Dataset rows describing interfaces:
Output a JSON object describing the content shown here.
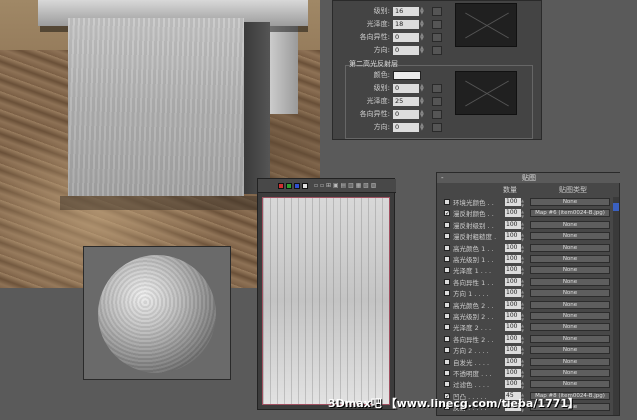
{
  "params": {
    "rows_top": [
      {
        "label": "级别:",
        "value": "16"
      },
      {
        "label": "光泽度:",
        "value": "18"
      },
      {
        "label": "各向异性:",
        "value": "0"
      },
      {
        "label": "方向:",
        "value": "0"
      }
    ],
    "group_title": "第二高光反射层",
    "color_label": "颜色:",
    "rows_group": [
      {
        "label": "级别:",
        "value": "0"
      },
      {
        "label": "光泽度:",
        "value": "25"
      },
      {
        "label": "各向异性:",
        "value": "0"
      },
      {
        "label": "方向:",
        "value": "0"
      }
    ]
  },
  "bitmap": {
    "swatches": [
      "#d03030",
      "#30a030",
      "#3050d0",
      "#e0e0e0"
    ],
    "tools": "▫ ▫ ⊞ ▣ ▤ ▥ ▦ ▧ ▨"
  },
  "maps": {
    "pm": "-",
    "title": "贴图",
    "head_amount": "数量",
    "head_type": "贴图类型",
    "rows": [
      {
        "name": "环境光颜色 . .",
        "amount": "100",
        "map": "None",
        "checked": false
      },
      {
        "name": "漫反射颜色 . .",
        "amount": "100",
        "map": "Map #6 (item0024-B.jpg)",
        "checked": true
      },
      {
        "name": "漫反射级别 . .",
        "amount": "100",
        "map": "None",
        "checked": false
      },
      {
        "name": "漫反射粗糙度 .",
        "amount": "100",
        "map": "None",
        "checked": false
      },
      {
        "name": "高光颜色 1 . .",
        "amount": "100",
        "map": "None",
        "checked": false
      },
      {
        "name": "高光级别 1 . .",
        "amount": "100",
        "map": "None",
        "checked": false
      },
      {
        "name": "光泽度 1 . . .",
        "amount": "100",
        "map": "None",
        "checked": false
      },
      {
        "name": "各向异性 1 . .",
        "amount": "100",
        "map": "None",
        "checked": false
      },
      {
        "name": "方向 1 . . . .",
        "amount": "100",
        "map": "None",
        "checked": false
      },
      {
        "name": "高光颜色 2 . .",
        "amount": "100",
        "map": "None",
        "checked": false
      },
      {
        "name": "高光级别 2 . .",
        "amount": "100",
        "map": "None",
        "checked": false
      },
      {
        "name": "光泽度 2 . . .",
        "amount": "100",
        "map": "None",
        "checked": false
      },
      {
        "name": "各向异性 2 . .",
        "amount": "100",
        "map": "None",
        "checked": false
      },
      {
        "name": "方向 2 . . . .",
        "amount": "100",
        "map": "None",
        "checked": false
      },
      {
        "name": "自发光 . . . .",
        "amount": "100",
        "map": "None",
        "checked": false
      },
      {
        "name": "不透明度 . . .",
        "amount": "100",
        "map": "None",
        "checked": false
      },
      {
        "name": "过滤色 . . . .",
        "amount": "100",
        "map": "None",
        "checked": false
      },
      {
        "name": "凹凸 . . . . .",
        "amount": "45",
        "map": "Map #8 (item0024-B.jpg)",
        "checked": true
      },
      {
        "name": "反射 . . . . .",
        "amount": "100",
        "map": "None",
        "checked": false
      }
    ]
  },
  "watermark": "3Dmax吧 【www.linecg.com/tieba/1771】"
}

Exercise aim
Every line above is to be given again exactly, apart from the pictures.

Written solution
Output a JSON object describing the content shown here.
{
  "params": {
    "rows_top": [
      {
        "label": "级别:",
        "value": "16"
      },
      {
        "label": "光泽度:",
        "value": "18"
      },
      {
        "label": "各向异性:",
        "value": "0"
      },
      {
        "label": "方向:",
        "value": "0"
      }
    ],
    "group_title": "第二高光反射层",
    "color_label": "颜色:",
    "rows_group": [
      {
        "label": "级别:",
        "value": "0"
      },
      {
        "label": "光泽度:",
        "value": "25"
      },
      {
        "label": "各向异性:",
        "value": "0"
      },
      {
        "label": "方向:",
        "value": "0"
      }
    ]
  },
  "bitmap": {
    "swatches": [
      "#d03030",
      "#30a030",
      "#3050d0",
      "#e0e0e0"
    ],
    "tools": "▫ ▫ ⊞ ▣ ▤ ▥ ▦ ▧ ▨"
  },
  "maps": {
    "pm": "-",
    "title": "贴图",
    "head_amount": "数量",
    "head_type": "贴图类型",
    "rows": [
      {
        "name": "环境光颜色 . .",
        "amount": "100",
        "map": "None",
        "checked": false
      },
      {
        "name": "漫反射颜色 . .",
        "amount": "100",
        "map": "Map #6 (item0024-B.jpg)",
        "checked": true
      },
      {
        "name": "漫反射级别 . .",
        "amount": "100",
        "map": "None",
        "checked": false
      },
      {
        "name": "漫反射粗糙度 .",
        "amount": "100",
        "map": "None",
        "checked": false
      },
      {
        "name": "高光颜色 1 . .",
        "amount": "100",
        "map": "None",
        "checked": false
      },
      {
        "name": "高光级别 1 . .",
        "amount": "100",
        "map": "None",
        "checked": false
      },
      {
        "name": "光泽度 1 . . .",
        "amount": "100",
        "map": "None",
        "checked": false
      },
      {
        "name": "各向异性 1 . .",
        "amount": "100",
        "map": "None",
        "checked": false
      },
      {
        "name": "方向 1 . . . .",
        "amount": "100",
        "map": "None",
        "checked": false
      },
      {
        "name": "高光颜色 2 . .",
        "amount": "100",
        "map": "None",
        "checked": false
      },
      {
        "name": "高光级别 2 . .",
        "amount": "100",
        "map": "None",
        "checked": false
      },
      {
        "name": "光泽度 2 . . .",
        "amount": "100",
        "map": "None",
        "checked": false
      },
      {
        "name": "各向异性 2 . .",
        "amount": "100",
        "map": "None",
        "checked": false
      },
      {
        "name": "方向 2 . . . .",
        "amount": "100",
        "map": "None",
        "checked": false
      },
      {
        "name": "自发光 . . . .",
        "amount": "100",
        "map": "None",
        "checked": false
      },
      {
        "name": "不透明度 . . .",
        "amount": "100",
        "map": "None",
        "checked": false
      },
      {
        "name": "过滤色 . . . .",
        "amount": "100",
        "map": "None",
        "checked": false
      },
      {
        "name": "凹凸 . . . . .",
        "amount": "45",
        "map": "Map #8 (item0024-B.jpg)",
        "checked": true
      },
      {
        "name": "反射 . . . . .",
        "amount": "100",
        "map": "None",
        "checked": false
      }
    ]
  },
  "watermark": "3Dmax吧 【www.linecg.com/tieba/1771】"
}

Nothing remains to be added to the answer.